= HOW TO COMPLETE THIS TASK =
Print the entries underneath word for word, omitting whatever pictures they contain.

= DATA EXTRACT =

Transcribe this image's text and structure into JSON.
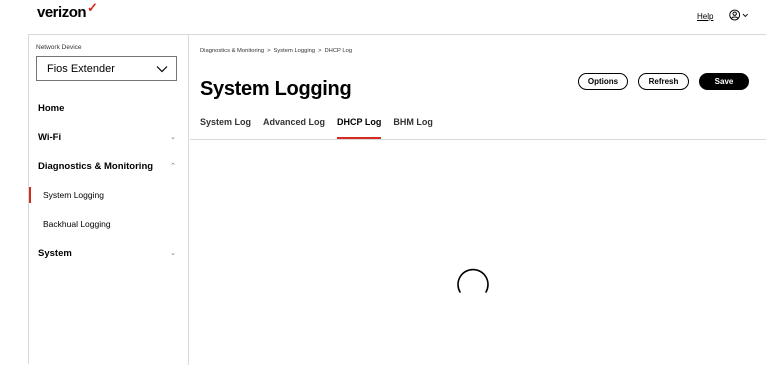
{
  "header": {
    "logo_text": "verizon",
    "logo_mark": "✓",
    "help_label": "Help",
    "user_icon": "user-circle-icon",
    "accent_color": "#d52b1e"
  },
  "sidebar": {
    "device_label": "Network Device",
    "device_selected": "Fios Extender",
    "items": [
      {
        "label": "Home"
      },
      {
        "label": "Wi-Fi",
        "chevron": "⌄"
      },
      {
        "label": "Diagnostics & Monitoring",
        "chevron": "⌃"
      },
      {
        "label": "System Logging",
        "active": true
      },
      {
        "label": "Backhual Logging"
      },
      {
        "label": "System",
        "chevron": "⌄"
      }
    ]
  },
  "main": {
    "breadcrumb": [
      "Diagnostics & Monitoring",
      "System Logging",
      "DHCP Log"
    ],
    "breadcrumb_sep": ">",
    "title": "System Logging",
    "buttons": {
      "options": "Options",
      "refresh": "Refresh",
      "save": "Save"
    },
    "tabs": [
      {
        "label": "System Log"
      },
      {
        "label": "Advanced Log"
      },
      {
        "label": "DHCP Log",
        "active": true
      },
      {
        "label": "BHM Log"
      }
    ]
  }
}
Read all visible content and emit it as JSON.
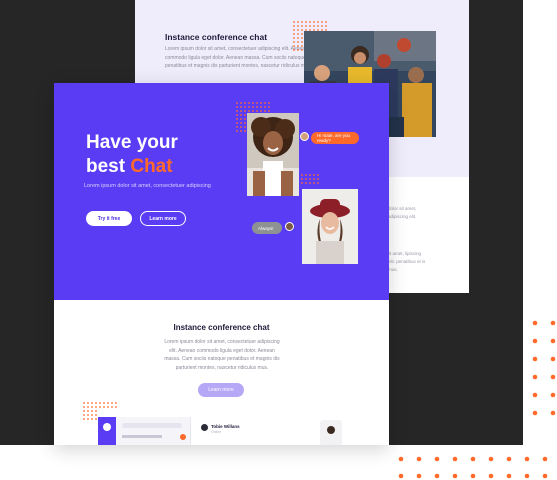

= EXERCISE OUTPUT =
Transcribe this image's text and structure into JSON.
{
  "header": {
    "logo_text": "verizon",
    "logo_mark": "✓",
    "help_label": "Help",
    "user_icon": "user-circle-icon",
    "accent_color": "#d52b1e"
  },
  "sidebar": {
    "device_label": "Network Device",
    "device_selected": "Fios Extender",
    "items": [
      {
        "label": "Home"
      },
      {
        "label": "Wi-Fi",
        "chevron": "⌄"
      },
      {
        "label": "Diagnostics & Monitoring",
        "chevron": "⌃"
      },
      {
        "label": "System Logging",
        "active": true
      },
      {
        "label": "Backhual Logging"
      },
      {
        "label": "System",
        "chevron": "⌄"
      }
    ]
  },
  "main": {
    "breadcrumb": [
      "Diagnostics & Monitoring",
      "System Logging",
      "DHCP Log"
    ],
    "breadcrumb_sep": ">",
    "title": "System Logging",
    "buttons": {
      "options": "Options",
      "refresh": "Refresh",
      "save": "Save"
    },
    "tabs": [
      {
        "label": "System Log"
      },
      {
        "label": "Advanced Log"
      },
      {
        "label": "DHCP Log",
        "active": true
      },
      {
        "label": "BHM Log"
      }
    ]
  }
}
Read all visible content and emit it as JSON.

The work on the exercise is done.